Page Banner

United States Department of Agriculture

Agricultural Research Service

Research Project: ADVANCED CONVERSION TECHNOLOGIES FOR SUGARS AND BIOFUELS: SUPERIOR FEEDSTOCKS, PRETREATMENTS, INHIBITOR REMOVAL, AND ENZYMES

Location: Bioenergy Research Unit

Title: Phylogeny-guided screening of yeast strains for lipid production

Authors
item Dien, Bruce
item Slininger, Patricia
item Kurtzman, Cletus
item Evangelista, Roque
item Moser, Bryan
item Saha, Badal
item Cotta, Michael
item Balan, V -
item Jin, M -
item Sousa, L -
item Dale, B -

Submitted to: Meeting Abstract
Publication Type: Abstract Only
Publication Acceptance Date: April 29, 2013
Publication Date: May 2, 2013
Citation: Dien, B.S., Slininger, P.J., Kurtzman, C.P., Evangelista, R.L., Moser, B.R., Saha, B.C., Cotta, M.A., Balan, V., Jin, M., Sousa, L.D., Dale, B.E. 2013. Phylogeny-guided screening of yeast strains for lipid production [abstract]. Society for Industrial Microbiology and Biotechnology. Poster 8-10.

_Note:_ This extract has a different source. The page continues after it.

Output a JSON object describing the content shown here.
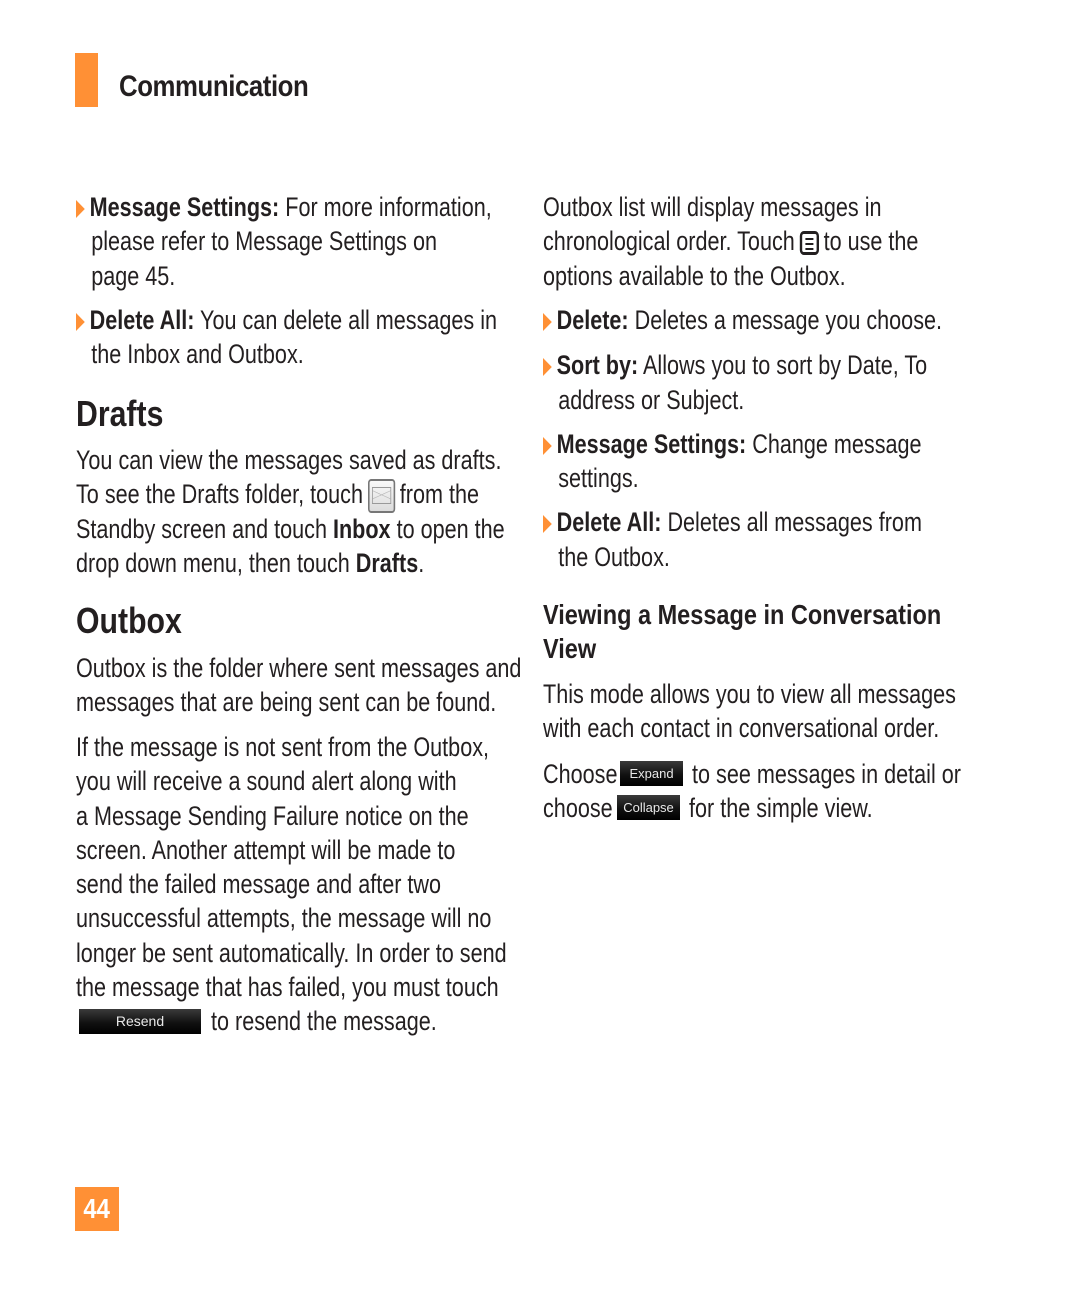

Technical Abstract: Oleaginous yeast accumulates greater than 20% of their biomass as triacylglycerol in response to nutritional starvation in the presence of excess carbon source. As such, these yeasts have been suggested as a biocatalyst for converting sugars derived from cellulosic feedstocks into biodiesel. Several yeast strains belonging to various oleaginous species were selected from the Agricultural Research Service (ARS) Culture Collection (NCAUR, Peoria, IL) and were screened for lipid production. The oleaginous yeast strains were screened in baffled flask cultures using a complex glucose and/or xylose-based medium with a high C:N ratio. Screening was facilitated by adapting a chemical assay that allows for in situ lipid measurement, avoiding the need for extraction. Two strains, from an initial screen of 12, were found to store over 50% of their biomass as lipids. One of these was selected for further study based upon lipid yield and productivity. The strain was able to readily convert xylose and glucose/xylose mixtures simultaneously to lipids at yields near the practical maximum of circa 0.2 g/g sugar. Related isolates available from the ARS culture collection are now being screened for superior oil-producing ability based upon relatedness using a phylogenetic tree for guidance.

Last Modified: 7/22/2014
Footer Content Back to Top of Page